*GIVEN DATA*.
::::
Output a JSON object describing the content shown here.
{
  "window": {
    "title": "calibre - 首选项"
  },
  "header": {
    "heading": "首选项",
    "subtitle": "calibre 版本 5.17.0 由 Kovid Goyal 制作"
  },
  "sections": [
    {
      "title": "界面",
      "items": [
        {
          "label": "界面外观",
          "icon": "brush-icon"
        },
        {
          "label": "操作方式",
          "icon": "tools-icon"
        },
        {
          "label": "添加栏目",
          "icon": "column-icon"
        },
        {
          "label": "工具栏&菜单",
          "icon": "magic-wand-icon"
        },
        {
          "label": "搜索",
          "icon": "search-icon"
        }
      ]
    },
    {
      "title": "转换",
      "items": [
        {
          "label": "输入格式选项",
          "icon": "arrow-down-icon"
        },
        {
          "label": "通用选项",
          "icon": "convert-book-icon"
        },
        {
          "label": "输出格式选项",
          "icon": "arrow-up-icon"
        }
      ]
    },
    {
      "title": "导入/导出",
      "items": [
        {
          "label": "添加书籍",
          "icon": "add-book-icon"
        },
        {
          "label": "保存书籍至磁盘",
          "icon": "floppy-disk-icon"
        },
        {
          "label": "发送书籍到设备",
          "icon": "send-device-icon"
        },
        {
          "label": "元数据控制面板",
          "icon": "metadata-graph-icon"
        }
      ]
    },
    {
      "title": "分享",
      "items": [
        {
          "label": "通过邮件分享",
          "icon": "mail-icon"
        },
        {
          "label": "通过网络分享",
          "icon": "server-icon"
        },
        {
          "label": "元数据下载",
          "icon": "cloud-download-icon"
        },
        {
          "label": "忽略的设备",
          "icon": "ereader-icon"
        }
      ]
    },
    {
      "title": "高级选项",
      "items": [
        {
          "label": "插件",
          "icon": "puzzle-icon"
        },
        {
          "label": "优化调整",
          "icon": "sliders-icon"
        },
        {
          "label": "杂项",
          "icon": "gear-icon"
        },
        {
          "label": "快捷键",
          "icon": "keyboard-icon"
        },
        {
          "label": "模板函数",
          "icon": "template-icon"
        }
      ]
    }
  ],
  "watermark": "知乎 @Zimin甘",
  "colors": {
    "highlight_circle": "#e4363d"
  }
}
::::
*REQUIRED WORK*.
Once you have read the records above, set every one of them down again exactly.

*REPLY*.
Output a JSON object describing the content shown here.
{
  "window": {
    "title": "calibre - 首选项"
  },
  "header": {
    "heading": "首选项",
    "subtitle": "calibre 版本 5.17.0 由 Kovid Goyal 制作"
  },
  "sections": [
    {
      "title": "界面",
      "items": [
        {
          "label": "界面外观",
          "icon": "brush-icon"
        },
        {
          "label": "操作方式",
          "icon": "tools-icon"
        },
        {
          "label": "添加栏目",
          "icon": "column-icon"
        },
        {
          "label": "工具栏&菜单",
          "icon": "magic-wand-icon"
        },
        {
          "label": "搜索",
          "icon": "search-icon"
        }
      ]
    },
    {
      "title": "转换",
      "items": [
        {
          "label": "输入格式选项",
          "icon": "arrow-down-icon"
        },
        {
          "label": "通用选项",
          "icon": "convert-book-icon"
        },
        {
          "label": "输出格式选项",
          "icon": "arrow-up-icon"
        }
      ]
    },
    {
      "title": "导入/导出",
      "items": [
        {
          "label": "添加书籍",
          "icon": "add-book-icon"
        },
        {
          "label": "保存书籍至磁盘",
          "icon": "floppy-disk-icon"
        },
        {
          "label": "发送书籍到设备",
          "icon": "send-device-icon"
        },
        {
          "label": "元数据控制面板",
          "icon": "metadata-graph-icon"
        }
      ]
    },
    {
      "title": "分享",
      "items": [
        {
          "label": "通过邮件分享",
          "icon": "mail-icon"
        },
        {
          "label": "通过网络分享",
          "icon": "server-icon"
        },
        {
          "label": "元数据下载",
          "icon": "cloud-download-icon"
        },
        {
          "label": "忽略的设备",
          "icon": "ereader-icon"
        }
      ]
    },
    {
      "title": "高级选项",
      "items": [
        {
          "label": "插件",
          "icon": "puzzle-icon"
        },
        {
          "label": "优化调整",
          "icon": "sliders-icon"
        },
        {
          "label": "杂项",
          "icon": "gear-icon"
        },
        {
          "label": "快捷键",
          "icon": "keyboard-icon"
        },
        {
          "label": "模板函数",
          "icon": "template-icon"
        }
      ]
    }
  ],
  "watermark": "知乎 @Zimin甘",
  "colors": {
    "highlight_circle": "#e4363d"
  }
}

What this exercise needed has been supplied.